US Congress confirms Joe Biden win following night of pro-Trump violence 2 years ago

US Congress confirms Joe Biden win following night of pro-Trump violence

Following a night of violence at the Capitol...

The US Congress has confirmed Joe Biden's win and paved the way for him to be sworn into government on January 20.


The Electoral College votes were confirmed by Congress this morning following a night of pro-Trump violence at Capitol Hill.

At least four people are confirmed dead following the so-called protest which saw hundreds of Trump supporters attack Congress while the certification of Biden's victory was underway.

52 people were arrested and the Washington DC mayor has declared a state of emergency until January 21 - Biden's first day in office.


The House and Senate has since rejected two objections to Biden's win and this morning confirmed the Electoral College vote.
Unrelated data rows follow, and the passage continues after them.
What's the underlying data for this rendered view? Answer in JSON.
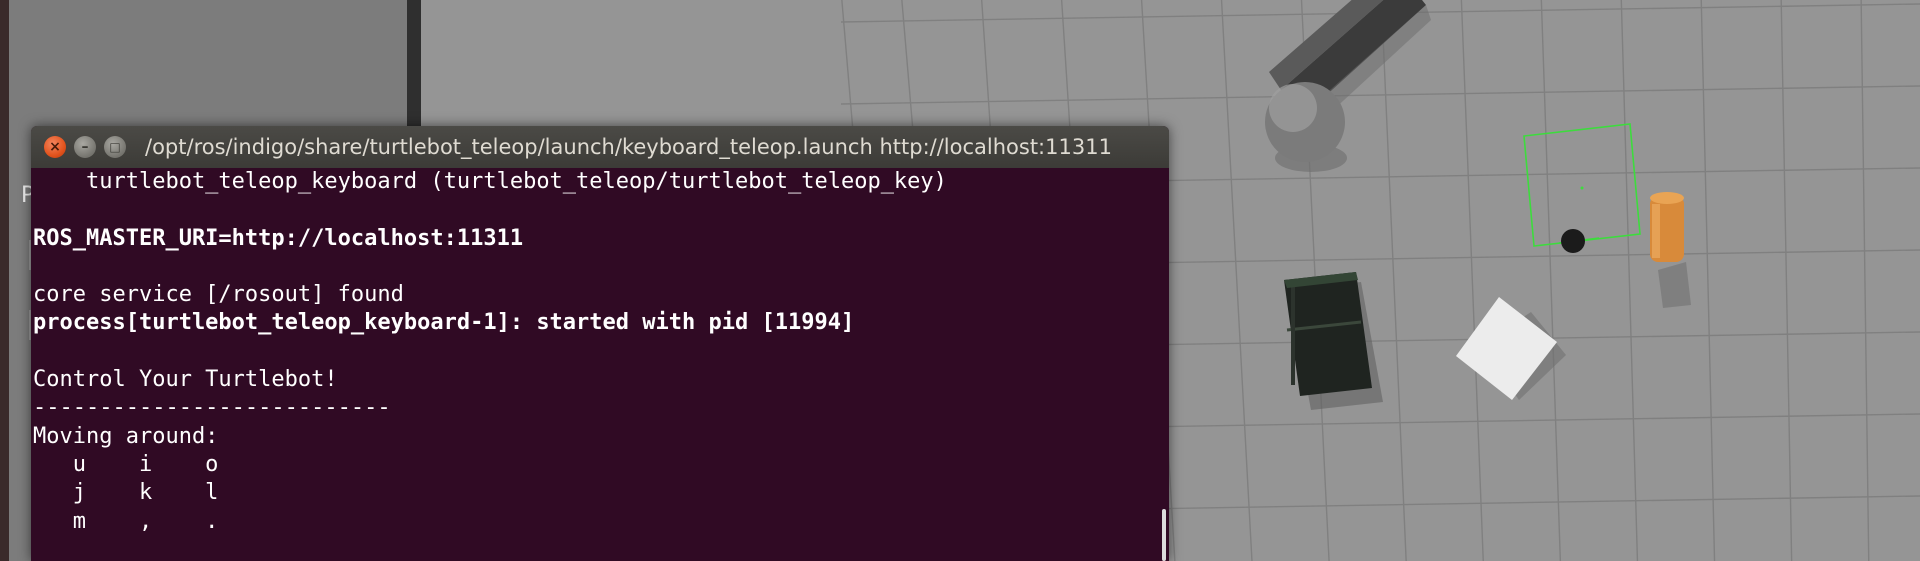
{
  "left_panel": {
    "letter": "P"
  },
  "terminal": {
    "title": "/opt/ros/indigo/share/turtlebot_teleop/launch/keyboard_teleop.launch http://localhost:11311",
    "buttons": {
      "close": "×",
      "minimize": "–",
      "maximize": "□"
    },
    "lines": [
      {
        "text": "    turtlebot_teleop_keyboard (turtlebot_teleop/turtlebot_teleop_key)",
        "bold": false
      },
      {
        "text": "",
        "bold": false
      },
      {
        "text": "ROS_MASTER_URI=http://localhost:11311",
        "bold": true
      },
      {
        "text": "",
        "bold": false
      },
      {
        "text": "core service [/rosout] found",
        "bold": false
      },
      {
        "text": "process[turtlebot_teleop_keyboard-1]: started with pid [11994]",
        "bold": true
      },
      {
        "text": "",
        "bold": false
      },
      {
        "text": "Control Your Turtlebot!",
        "bold": false
      },
      {
        "text": "---------------------------",
        "bold": false
      },
      {
        "text": "Moving around:",
        "bold": false
      },
      {
        "text": "   u    i    o",
        "bold": false
      },
      {
        "text": "   j    k    l",
        "bold": false
      },
      {
        "text": "   m    ,    .",
        "bold": false
      }
    ]
  },
  "scene": {
    "ground_color": "#959595",
    "grid_color": "#7f7f7f",
    "objects": [
      "gray-beam",
      "gray-sphere",
      "bookshelf",
      "white-box",
      "orange-cylinder",
      "turtlebot-marker",
      "selection-box"
    ]
  },
  "colors": {
    "terminal_bg": "#300a24",
    "terminal_text": "#ffffff",
    "titlebar": "#3c3b37",
    "close_button": "#e2531d",
    "selection_green": "#3ddc3d"
  }
}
Biden has of course emerged victorious with 306 votes as Trump received 232.

Biden has yet to formally address his win, his last tweets responding to the atrocities that were occurring at Capitol Hill last night.
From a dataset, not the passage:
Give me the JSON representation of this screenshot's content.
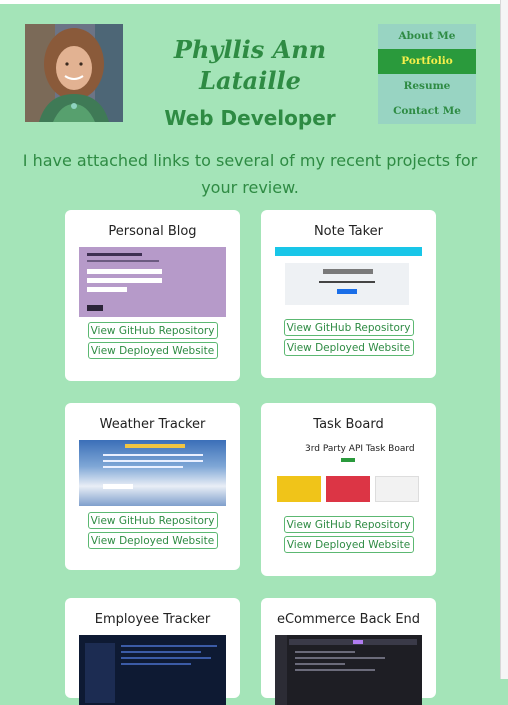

"Let me be very clear: the scenes of chaos at the Capitol do not represent who we are," he said. "What we are seeing is a small number of extremists dedicated to lawlessness. This is not dissent, it's disorder. It borders on sedition, and it must end. Now.


"Today is a reminder, a painful one, that democracy is fragile. To preserve it requires people of good will, leaders with the courage to stand up, who are devoted not to pursuit of power and personal interest at any cost, but to the common good."
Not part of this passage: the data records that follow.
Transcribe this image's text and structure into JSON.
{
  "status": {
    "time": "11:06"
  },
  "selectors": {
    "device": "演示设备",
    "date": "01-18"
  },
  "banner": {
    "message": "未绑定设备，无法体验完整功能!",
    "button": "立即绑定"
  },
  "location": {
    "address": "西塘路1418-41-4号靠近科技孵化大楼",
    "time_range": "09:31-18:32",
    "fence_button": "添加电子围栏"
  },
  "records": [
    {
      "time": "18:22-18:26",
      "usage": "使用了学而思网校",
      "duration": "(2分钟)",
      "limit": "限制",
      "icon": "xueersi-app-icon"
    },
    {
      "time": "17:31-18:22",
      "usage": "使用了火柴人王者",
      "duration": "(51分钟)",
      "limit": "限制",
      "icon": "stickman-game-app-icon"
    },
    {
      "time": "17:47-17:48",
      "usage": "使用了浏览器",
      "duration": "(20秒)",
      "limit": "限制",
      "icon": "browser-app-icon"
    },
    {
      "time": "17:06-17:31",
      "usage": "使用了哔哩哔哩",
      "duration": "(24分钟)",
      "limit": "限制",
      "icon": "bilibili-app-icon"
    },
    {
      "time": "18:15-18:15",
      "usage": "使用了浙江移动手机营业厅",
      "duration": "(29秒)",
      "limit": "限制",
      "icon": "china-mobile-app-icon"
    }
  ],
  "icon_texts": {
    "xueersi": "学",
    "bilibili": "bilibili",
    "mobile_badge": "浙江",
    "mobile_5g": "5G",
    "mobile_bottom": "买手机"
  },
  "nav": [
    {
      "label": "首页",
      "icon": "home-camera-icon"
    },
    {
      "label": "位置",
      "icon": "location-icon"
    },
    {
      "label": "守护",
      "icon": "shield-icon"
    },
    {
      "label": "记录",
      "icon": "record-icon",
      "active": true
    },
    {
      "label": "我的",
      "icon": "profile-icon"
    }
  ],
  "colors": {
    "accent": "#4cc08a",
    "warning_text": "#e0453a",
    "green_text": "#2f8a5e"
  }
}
He later called on President Trump to address his supporters and call on the siege to end.


It was three hours before police managed to declare Capitol secure. Before that, Trump had addressed his fans at a rally in Washington DC telling them he would never concede to Biden. He also told the violent mob "we love you," before asked them to protest peacefully.

Trump has since been temporarily banned from Facebook, Twitter, Instagram, and Snapchat. 

Twitter suspended the president for 12 hours, locking his account, and threatening him with a "permanent suspension." The retweet and reply function were also removed from a video Trump posted during the violence.

Twitter removed three of the president's tweets and said that his account would remain locked until further notice. Facebook also banned the president for 24 hours and he has been locked out of Instagram and Snapchat.